Now let’s look at Dragon Age Inquisition. When you’re first arrested you can act like a total coward and try to talk your way out of leading Cassandra to the Rift, but later on in the game there is no option to continue playing your character as a coward. When you’ve officially been named head of the Inquisition and move to Skyhold, one of the options for your speech is “for my own power!” and yet there are no future dialogue choices that allow you to continue playing as a power-hungry dictator in the making. Even the romances are badly designed in that there is no way to screw it up.
Romancing a character in Mass Effect or Dragon Age Origins meant picking the appropriate responses, ones that would please whoever you were romancing. If you were romancing Zevran, crude sexual innuendos and a certain amount of arrogance would get you a long way. Try being arrogant and crude with Lelianna and you’ll lose relationship points fast. The same was true with Mass Effect, their responses to your flirtations was dependent on how you flirted and their personality.
Come Dragon Age Inquisition and this has all been replaced with a single dialogue option in the upper left of the conversation wheeled marked with a big goofy heart. You want to romance someone, just click that button and your character will take care of the rest. No need to actually get to know the characters and what they like, oh no, that’s too complicated. And sometimes if you want to romance a certain character, the Inquisitor ends up making decisions that are totally out of character for the role you’re desperately trying to play.
I was trying to play my character as a ruthless Inquisitor, willing to do anything and everything to obtain his goals. This was already difficult enough with the shizophrenic dialogue choices and lack of any meaningful input for my gameplay choices, but when I romanced Josephine all of that went straight out the window. I had to duel Josephine’s suitor to win her heart because apparently someone at Bioware had just read Romeo and Juliette before writing Dragon Age Inquisition. Was I given the option of poisoning my opponent before the duel, and thus ensure my victory? Or could I send one of Lelianna’s assassins to kill him and make it look like an accident? Could I throw honor to the wind and simply plunge my sword into my opponent’s heart?
No I couldn’t do any of those things. My Inquisitor showed up and had a stupid duel when that would have been the last thing my character would have done, but that didn’t matter because the game just railroads you along a very specific path.
Would Josephine still have loved my character after I presented her the severed head of her former lover? No, she absolutely wouldn’t have, that would be totally out of character. She probably would have spat in my face and never spoken to me again.
But that’s what I wanted: the ability to fail.

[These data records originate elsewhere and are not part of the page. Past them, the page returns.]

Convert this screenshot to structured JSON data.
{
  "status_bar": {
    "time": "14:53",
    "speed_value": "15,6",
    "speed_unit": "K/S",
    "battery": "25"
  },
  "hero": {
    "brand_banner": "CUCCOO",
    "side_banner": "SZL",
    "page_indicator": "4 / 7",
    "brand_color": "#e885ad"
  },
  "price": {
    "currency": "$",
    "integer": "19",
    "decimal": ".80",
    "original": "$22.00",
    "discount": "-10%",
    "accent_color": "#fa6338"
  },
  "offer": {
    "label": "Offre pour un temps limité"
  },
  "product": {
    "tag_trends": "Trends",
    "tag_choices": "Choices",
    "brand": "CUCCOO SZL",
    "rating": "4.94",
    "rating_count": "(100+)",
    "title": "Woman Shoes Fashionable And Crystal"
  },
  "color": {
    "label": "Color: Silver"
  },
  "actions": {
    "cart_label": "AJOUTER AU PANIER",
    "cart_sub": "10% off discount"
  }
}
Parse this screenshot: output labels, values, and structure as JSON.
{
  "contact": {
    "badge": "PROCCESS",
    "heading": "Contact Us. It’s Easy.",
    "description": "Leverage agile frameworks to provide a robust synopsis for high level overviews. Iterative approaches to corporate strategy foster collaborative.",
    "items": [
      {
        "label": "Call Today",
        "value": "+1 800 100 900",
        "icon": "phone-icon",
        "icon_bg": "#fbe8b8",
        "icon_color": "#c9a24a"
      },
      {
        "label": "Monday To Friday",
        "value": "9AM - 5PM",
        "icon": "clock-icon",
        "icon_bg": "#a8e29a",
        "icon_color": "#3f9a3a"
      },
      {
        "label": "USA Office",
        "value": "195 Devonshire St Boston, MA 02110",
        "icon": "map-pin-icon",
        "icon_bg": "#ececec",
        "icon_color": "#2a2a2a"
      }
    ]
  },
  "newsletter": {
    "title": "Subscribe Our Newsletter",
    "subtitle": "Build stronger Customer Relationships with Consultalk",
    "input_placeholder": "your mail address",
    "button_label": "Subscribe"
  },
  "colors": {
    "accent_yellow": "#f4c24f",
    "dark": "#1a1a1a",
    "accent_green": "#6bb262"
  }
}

I wanted to be able to fail to romance her. Not a stupid dialogue option that allows you to end the relationship, but a real, plausible way that our relationship could have been irrevocably broken. Instead every single romanceable character in the game will fall in love with you, just so long as you’re the correct gender and you keep pushing that Love button in every conversation. Your character will shift personalities faster than a sociopathic serial killer in order to match the desires of your love interest.
The fact of the matter is that Dragon Age Inquisition was badly mislabeled when it was declared an RPG, because it’s impossible to play a role of any kind. The infrastructure necessary to make the Inquisitor an interesting character that feels real just isn’t there. I never felt any attachment to my Inquisitor. I’ll always remember Commander Shepard and the first Hero of Ferelden I played because they both felt like real characters.
The Inquisitor, just like the game he stars in, is utterly forgettable.
Thanks for reading and don’t forget to check out my Patreon Page! And a huge thanks to Eric for becoming my first patron, I’m already playing through Planescape Torment and hope to have the review for it soon!